The UK could be facing an energy crisis as a result of a growing shortfall between UK electricity generation and demand as ageing power stations close and new, cleaner stations are yet to be built, according to a new report, The Energy Crunch, published today by the law firm Bircham Dyson Bell LLP.
The report provides comprehensive statistics on the large number of power stations that are now closing and the substantial amount of capacity that will be lost as a result. Alongside this is research on how many power stations have been granted consent to be built, what capacity they will add to the grid and whether they are progressing to construction.
Combined, the twin pressures of power station closures and fewer new stations being built means that there will be 18,615MW less capacity available to the grid by 2030. To put the figures into context, 1,000MW produced by a coal fired power station is enough to power one million homes. The report highlights the real prospect of an “energy crunch”, where demand outstrips supply.
The report’s research is supported by two polls – the first of 100 businesses and the second of 1,000 members of the general public – to gauge awareness of a potential energy crunch, energy use habits and how energy use might change. The surveys reveal that businesses are much more aware and prepared for possible energy shortages than consumers: 66% already have contingency plans in place to respond to instances of blackouts. In contrast, only 13% of the general public are aware of a potential shortage of electricity supply.
Key findings of The Energy Crunch research include:
The surveys of businesses and the general public reveal:
Commenting on the findings, Angus Walker, partner and head of the government and infrastructure team at Bircham Dyson Bell, said: “We have observed increasing concern in recent years that as old electricity generation comes offline, new power generators are not being built at a rate that is keeping pace.

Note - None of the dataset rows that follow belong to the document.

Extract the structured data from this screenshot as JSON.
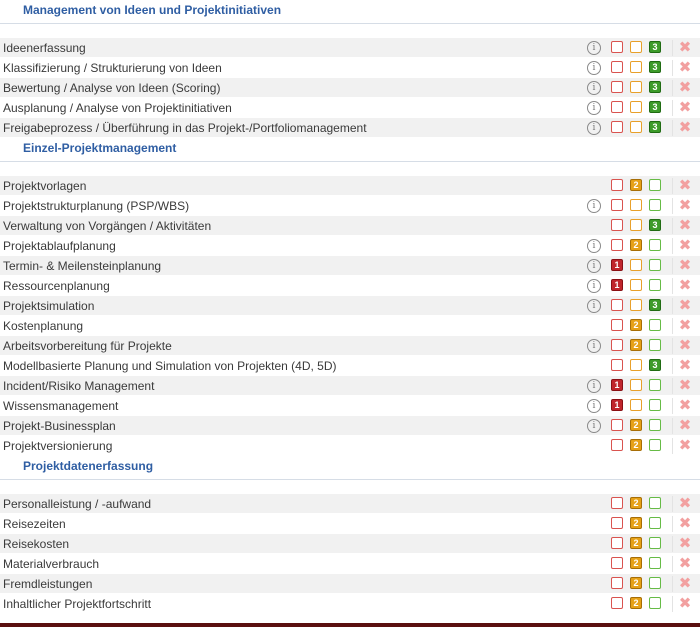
{
  "sections": [
    {
      "title": "Management von Ideen und Projektinitiativen",
      "rows": [
        {
          "label": "Ideenerfassung",
          "info": true,
          "rating": 3
        },
        {
          "label": "Klassifizierung / Strukturierung von Ideen",
          "info": true,
          "rating": 3
        },
        {
          "label": "Bewertung / Analyse von Ideen (Scoring)",
          "info": true,
          "rating": 3
        },
        {
          "label": "Ausplanung / Analyse von Projektinitiativen",
          "info": true,
          "rating": 3
        },
        {
          "label": "Freigabeprozess / Überführung in das Projekt-/Portfoliomanagement",
          "info": true,
          "rating": 3
        }
      ]
    },
    {
      "title": "Einzel-Projektmanagement",
      "rows": [
        {
          "label": "Projektvorlagen",
          "info": false,
          "rating": 2
        },
        {
          "label": "Projektstrukturplanung (PSP/WBS)",
          "info": true,
          "rating": 0
        },
        {
          "label": "Verwaltung von Vorgängen / Aktivitäten",
          "info": false,
          "rating": 3
        },
        {
          "label": "Projektablaufplanung",
          "info": true,
          "rating": 2
        },
        {
          "label": "Termin- & Meilensteinplanung",
          "info": true,
          "rating": 1
        },
        {
          "label": "Ressourcenplanung",
          "info": true,
          "rating": 1
        },
        {
          "label": "Projektsimulation",
          "info": true,
          "rating": 3
        },
        {
          "label": "Kostenplanung",
          "info": false,
          "rating": 2
        },
        {
          "label": "Arbeitsvorbereitung für Projekte",
          "info": true,
          "rating": 2
        },
        {
          "label": "Modellbasierte Planung und Simulation von Projekten (4D, 5D)",
          "info": false,
          "rating": 3
        },
        {
          "label": "Incident/Risiko Management",
          "info": true,
          "rating": 1
        },
        {
          "label": "Wissensmanagement",
          "info": true,
          "rating": 1
        },
        {
          "label": "Projekt-Businessplan",
          "info": true,
          "rating": 2
        },
        {
          "label": "Projektversionierung",
          "info": false,
          "rating": 2
        }
      ]
    },
    {
      "title": "Projektdatenerfassung",
      "rows": [
        {
          "label": "Personalleistung / -aufwand",
          "info": false,
          "rating": 2
        },
        {
          "label": "Reisezeiten",
          "info": false,
          "rating": 2
        },
        {
          "label": "Reisekosten",
          "info": false,
          "rating": 2
        },
        {
          "label": "Materialverbrauch",
          "info": false,
          "rating": 2
        },
        {
          "label": "Fremdleistungen",
          "info": false,
          "rating": 2
        },
        {
          "label": "Inhaltlicher Projektfortschritt",
          "info": false,
          "rating": 2
        }
      ]
    }
  ],
  "glyphs": {
    "info": "i",
    "delete": "✖",
    "rating_1": "1",
    "rating_2": "2",
    "rating_3": "3"
  },
  "colors": {
    "section_title": "#2f5ea3",
    "rating_1": "#c0262c",
    "rating_2": "#e6a117",
    "rating_3": "#3d9b2a",
    "row_alt": "#f1f1f1",
    "delete": "#f2a0a0"
  }
}
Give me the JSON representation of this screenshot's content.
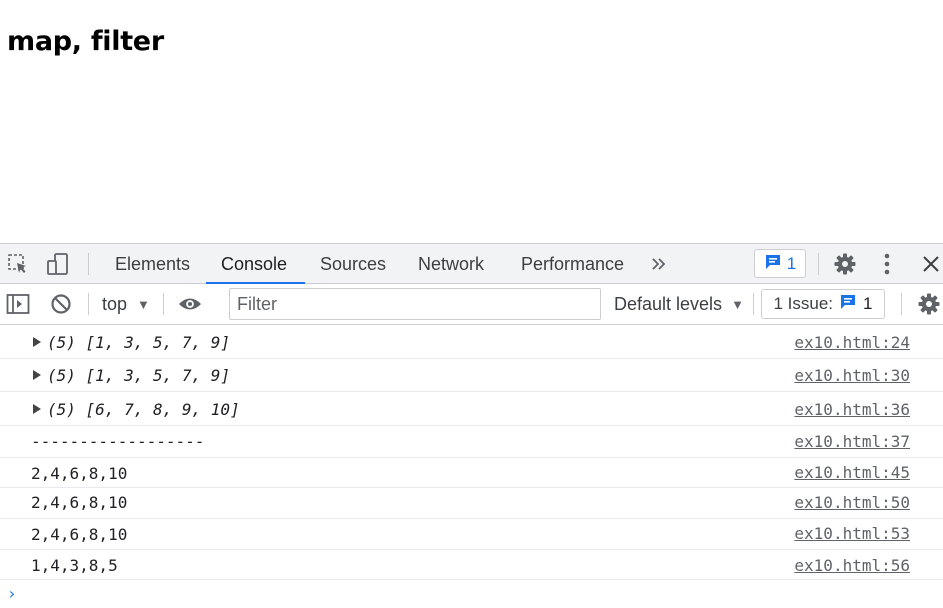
{
  "page": {
    "heading": "map, filter"
  },
  "devtools": {
    "tabs": [
      "Elements",
      "Console",
      "Sources",
      "Network",
      "Performance"
    ],
    "messages_badge": "1",
    "console_toolbar": {
      "context": "top",
      "filter_placeholder": "Filter",
      "levels": "Default levels",
      "issues_label": "1 Issue:",
      "issues_count": "1"
    },
    "console": [
      {
        "kind": "array",
        "length": "(5)",
        "values": [
          "1",
          "3",
          "5",
          "7",
          "9"
        ],
        "source": "ex10.html:24"
      },
      {
        "kind": "array",
        "length": "(5)",
        "values": [
          "1",
          "3",
          "5",
          "7",
          "9"
        ],
        "source": "ex10.html:30"
      },
      {
        "kind": "array",
        "length": "(5)",
        "values": [
          "6",
          "7",
          "8",
          "9",
          "10"
        ],
        "source": "ex10.html:36"
      },
      {
        "kind": "text",
        "text": "------------------",
        "source": "ex10.html:37"
      },
      {
        "kind": "text",
        "text": "2,4,6,8,10",
        "source": "ex10.html:45"
      },
      {
        "kind": "text",
        "text": "2,4,6,8,10",
        "source": "ex10.html:50"
      },
      {
        "kind": "text",
        "text": "2,4,6,8,10",
        "source": "ex10.html:53"
      },
      {
        "kind": "text",
        "text": "1,4,3,8,5",
        "source": "ex10.html:56"
      }
    ],
    "prompt_symbol": "›"
  },
  "colors": {
    "accent": "#1a73e8",
    "number": "#1a1aa6",
    "toolbar_bg": "#f1f3f4",
    "border": "#cbcdd1"
  },
  "icons": [
    "inspect-element-icon",
    "device-toolbar-icon",
    "more-tabs-icon",
    "message-icon",
    "settings-icon",
    "more-options-icon",
    "close-icon",
    "sidebar-toggle-icon",
    "clear-console-icon",
    "dropdown-arrow-icon",
    "live-expression-eye-icon"
  ]
}
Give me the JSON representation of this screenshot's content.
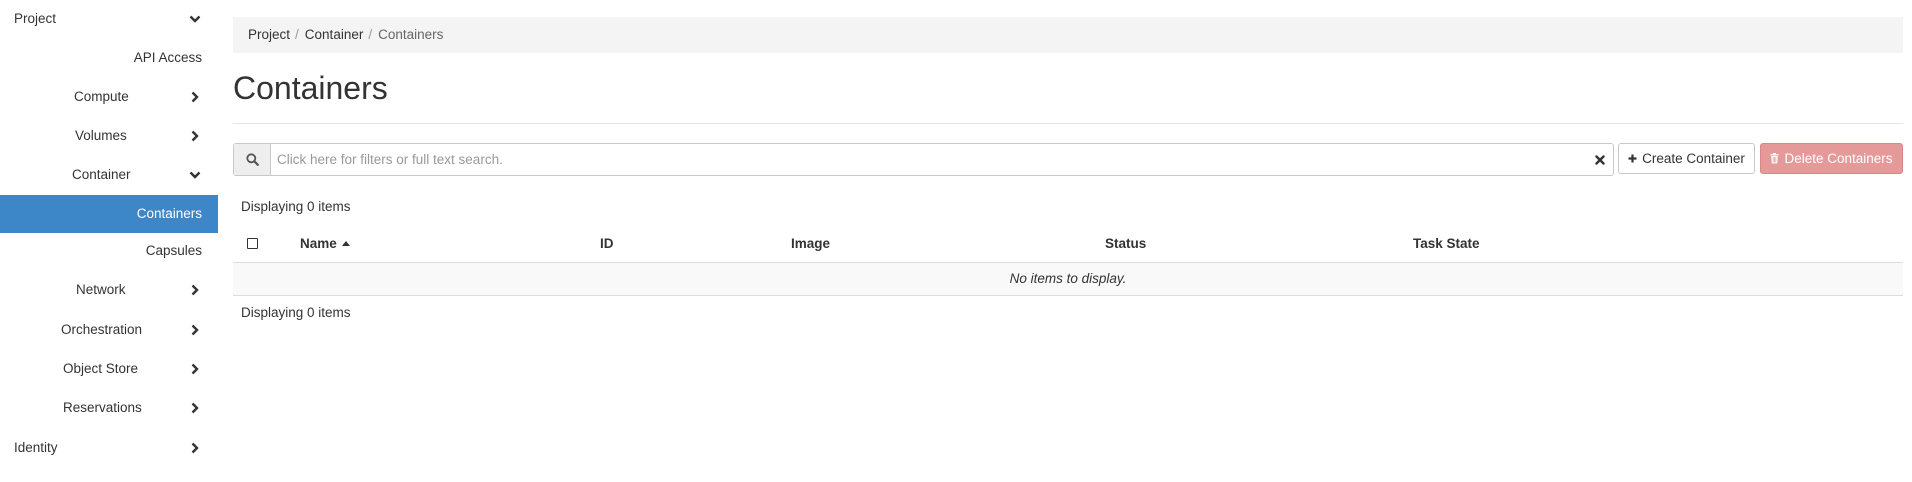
{
  "sidebar": {
    "items": [
      {
        "label": "Project",
        "chevron": "chevron-down-icon"
      },
      {
        "label": "API Access",
        "chevron": ""
      },
      {
        "label": "Compute",
        "chevron": "chevron-right-icon"
      },
      {
        "label": "Volumes",
        "chevron": "chevron-right-icon"
      },
      {
        "label": "Container",
        "chevron": "chevron-down-icon"
      },
      {
        "label": "Containers",
        "chevron": "",
        "active": true
      },
      {
        "label": "Capsules",
        "chevron": ""
      },
      {
        "label": "Network",
        "chevron": "chevron-right-icon"
      },
      {
        "label": "Orchestration",
        "chevron": "chevron-right-icon"
      },
      {
        "label": "Object Store",
        "chevron": "chevron-right-icon"
      },
      {
        "label": "Reservations",
        "chevron": "chevron-right-icon"
      },
      {
        "label": "Identity",
        "chevron": "chevron-right-icon"
      }
    ]
  },
  "breadcrumb": {
    "items": [
      "Project",
      "Container"
    ],
    "current": "Containers",
    "separator": "/"
  },
  "page": {
    "title": "Containers"
  },
  "search": {
    "placeholder": "Click here for filters or full text search.",
    "value": "",
    "icon": "search-icon",
    "clear_icon": "close-icon"
  },
  "actions": {
    "create_label": "Create Container",
    "create_icon": "plus-icon",
    "delete_label": "Delete Containers",
    "delete_icon": "trash-icon"
  },
  "table": {
    "count_top": "Displaying 0 items",
    "count_bottom": "Displaying 0 items",
    "columns": [
      "Name",
      "ID",
      "Image",
      "Status",
      "Task State"
    ],
    "sort_icon": "sort-up-icon",
    "empty_message": "No items to display."
  },
  "colors": {
    "active_nav": "#3d86c8",
    "danger_button": "#e59a99",
    "breadcrumb_bg": "#f4f4f4"
  }
}
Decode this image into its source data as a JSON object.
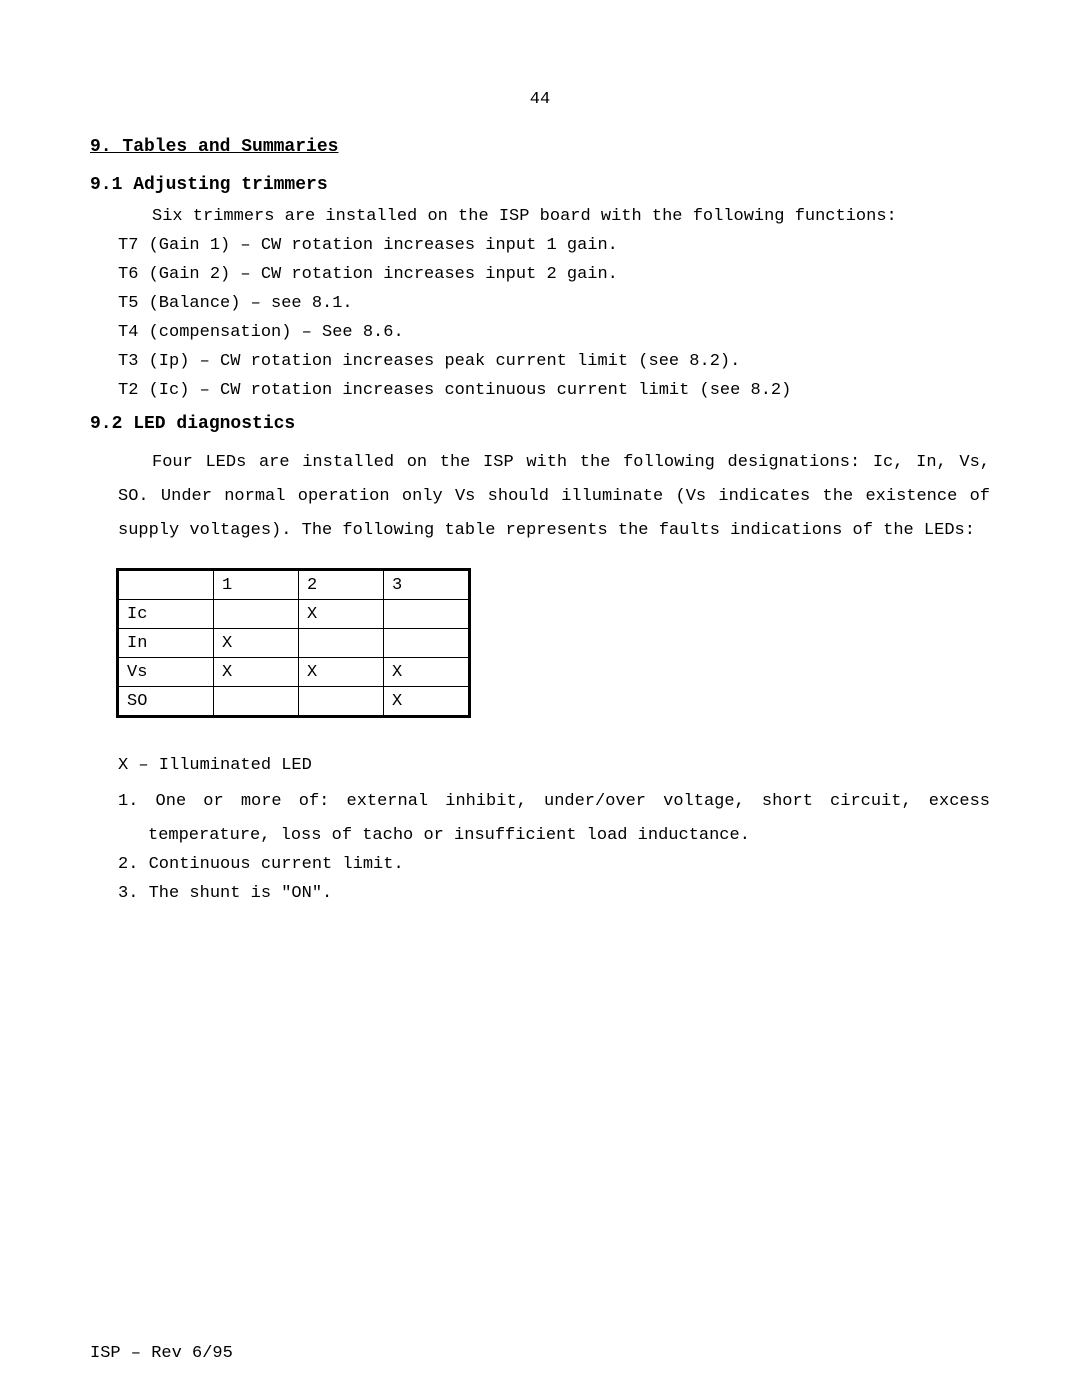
{
  "page_number": "44",
  "h1": "9.  Tables and Summaries",
  "s91": {
    "heading": "9.1  Adjusting trimmers",
    "intro": "Six trimmers are installed on the ISP board with the following functions:",
    "items": [
      "T7 (Gain 1) – CW rotation increases input 1 gain.",
      "T6 (Gain 2) – CW rotation increases input 2 gain.",
      "T5 (Balance) – see 8.1.",
      "T4 (compensation) – See 8.6.",
      "T3 (Ip) – CW rotation increases peak current limit (see 8.2).",
      "T2 (Ic) – CW rotation increases continuous current limit (see 8.2)"
    ]
  },
  "s92": {
    "heading": "9.2  LED diagnostics",
    "para": "Four LEDs are installed on the ISP with the following designations: Ic, In, Vs, SO. Under normal operation only Vs should illuminate (Vs indicates the existence of supply voltages). The following table represents the faults indications of the LEDs:",
    "table": {
      "cols": [
        "",
        "1",
        "2",
        "3"
      ],
      "rows": [
        {
          "label": "Ic",
          "c1": "",
          "c2": "X",
          "c3": ""
        },
        {
          "label": "In",
          "c1": "X",
          "c2": "",
          "c3": ""
        },
        {
          "label": "Vs",
          "c1": "X",
          "c2": "X",
          "c3": "X"
        },
        {
          "label": "SO",
          "c1": "",
          "c2": "",
          "c3": "X"
        }
      ]
    },
    "legend": "X – Illuminated LED",
    "notes": [
      "1. One or more of: external inhibit, under/over voltage, short circuit, excess temperature, loss of tacho or insufficient load inductance.",
      "2. Continuous current limit.",
      "3. The shunt is \"ON\"."
    ]
  },
  "footer": "ISP – Rev 6/95"
}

Our research establishes the hard facts of how serious the situation is, finding that on current projections this is likely to result in a shortfall between supply and demand – in summary an energy crunch.”
Walker said that despite this prospect, there is still time for action. “With the implementation of the Planning Act 2008 the government introduced an extremely efficient planning regime which enables applications for new power stations to progress quickly. It must now replicate that in its policies to support investment in the energy sector to enable the new era of energy generation to progress.”
Brian Galloway, director of energy policy at Scottish Power commented: “Scottish Power does not envisage a scenario in which the lights actually go out, however National Grid will need to use all of the tools and options at its disposal to ensure that doesn’t happen. It is a far from ideal situation. Managing next winter (2016-2017) could be very challenging - Longannet and over half of Eggborough are scheduled to close, which could mean we lose 4% of current firm MW GB capacity. A cold winter would exacerbate the situation.”